Other B.C. Health Regulators’ Quality Assurance Programs

There appears to be a variety of approaches being used across the health professions in their quality assurance programs. Most are using multiple approaches to assessment including a regular reporting or self assessment of some aspects of competence (i.e., as is done with the College’s Annual Self Report) and a more thorough objective assessment within a defined period (e.g., 5, 6 or 10 years). Two other colleges use written tests (College of Dental Hygienists of British Columbia, College of Occupational Therapists of British Columbia).

Published Protocols Guiding the Development of the RCA

There are established standards for developing and administering assessments. Writing questions (i.e., also known as ‘items’) is both an art and a science. The College has established consistent examination standards and best practices. This includes (but is not limited to):

• Following a defined blueprint;

• Identifying appropriate clinical scenarios that are realistic and relevant to physical therapy in British Columbia;

• Identifying specific key features that are to be addressed in the scenario (both regulatory and clinical);

• Following a 12 step process to write the items (cases, questions, answers): Case Development Steps, Roles and Responsibilities;

• Key validation takes place after each administration to ensure items are functioning appropriately; and

• Reviewing and revising of items and cut score using data from each administration.

Registrants’ Feedback About Sample Cases

The Quality Assurance Program and RCA were presented at the Annual General Meeting in 2010 and, subsequently, at a number of educational sessions around the province. The educational session included a presentation as well as workshop activities where physical therapists had an opportunity to ‘test drive’ three sample cases. The following section briefly summarizes central messages received from attending physical therapists who submitted formal feedback forms.

In total, 263 feedback forms were submitted. Approximately 608 individuals attended the various presentations between April – June 2010, resulting in a response rate of approximately 43%. This is a high response rate for this type of feedback report.

The demographic information indicates that the respondents were similar to the registrants of the College in most categories: gender, age, years of practice, practice settings and clinical practice areas. Respondents tended to work either with adults, seniors or children, while almost half of the College members report working primarily with all ages. Given the high response rate, and the strong representation across the demographics of the College membership, the results of the feedback can be accepted as representative of the membership.

Three sample cases were presented – Musculoskeletal – MSK (geriatrics), Neurology and Cardiorespiratory. Using a five-point Likert scale from Completely Disagree to Completely Agree, respondents rated the cases on realism, whether they reflected current practice and whether they were suitable cases to assess physical therapy practice.

All three cases were rated highly with the majority of respondents Agreeing or Completely Agreeing that the cases were realistic (84-88%), reflected current practice (72-75%) and were appropriate for the assessment of physical therapy practice (67-72%).

For each specific question, they were asked to evaluate the difficulty of the question on a three-point scale: Too Difficult (beyond essential practice), Fair (part of essential practice) or Too Easy (below essential practice). Questions were almost universally rated as Fair (81-98%).

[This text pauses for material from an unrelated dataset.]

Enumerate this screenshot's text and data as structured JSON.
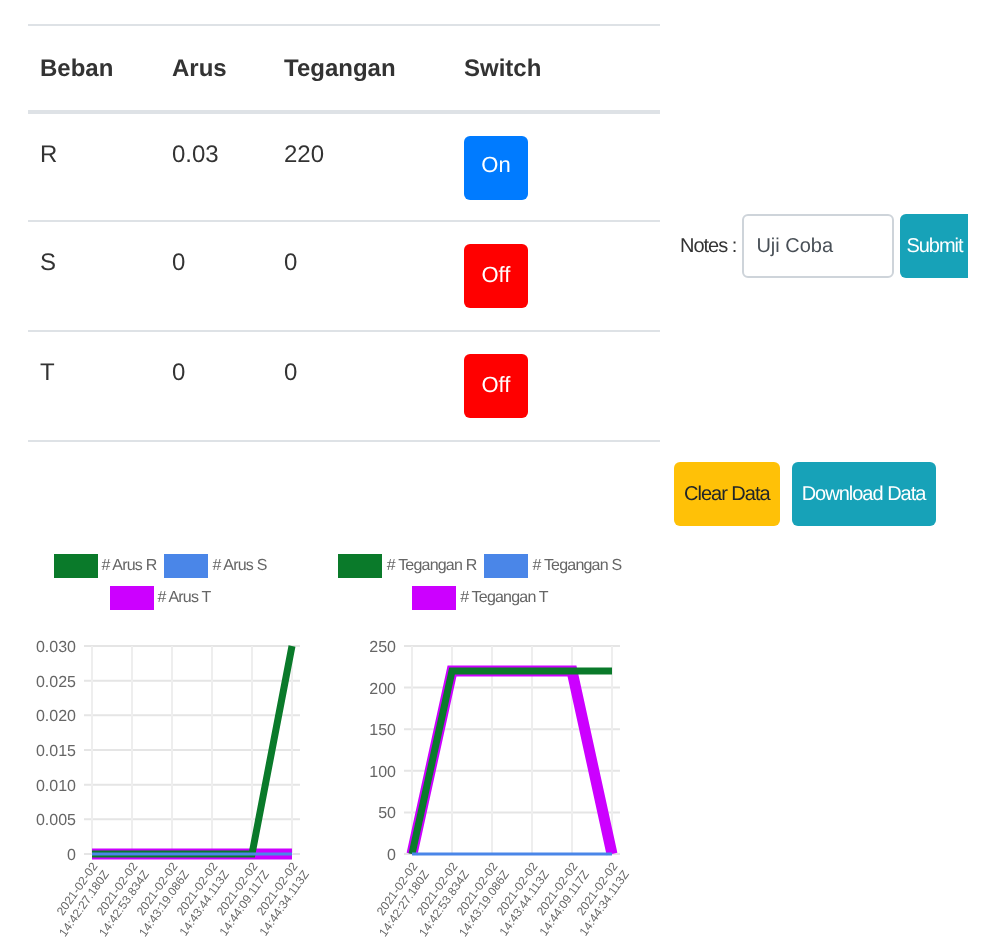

Other feedback on the RCA from the consultations with registrants:

  • Overall, the data is highly positive regarding the Key Feature cases.
  • The data indicated that the physical therapists who answered the sample questions found that they were quite fair.
  • Most of the registrants’ questions and comments indicated that they wanted more information about how the program will roll out. This desire for more information has been a College focus and has resulted in additional presentations at the Annual General Meeting as well as the updating/expansion of information on the College website and more RCA-dedicated information in the UPDATE newsletter.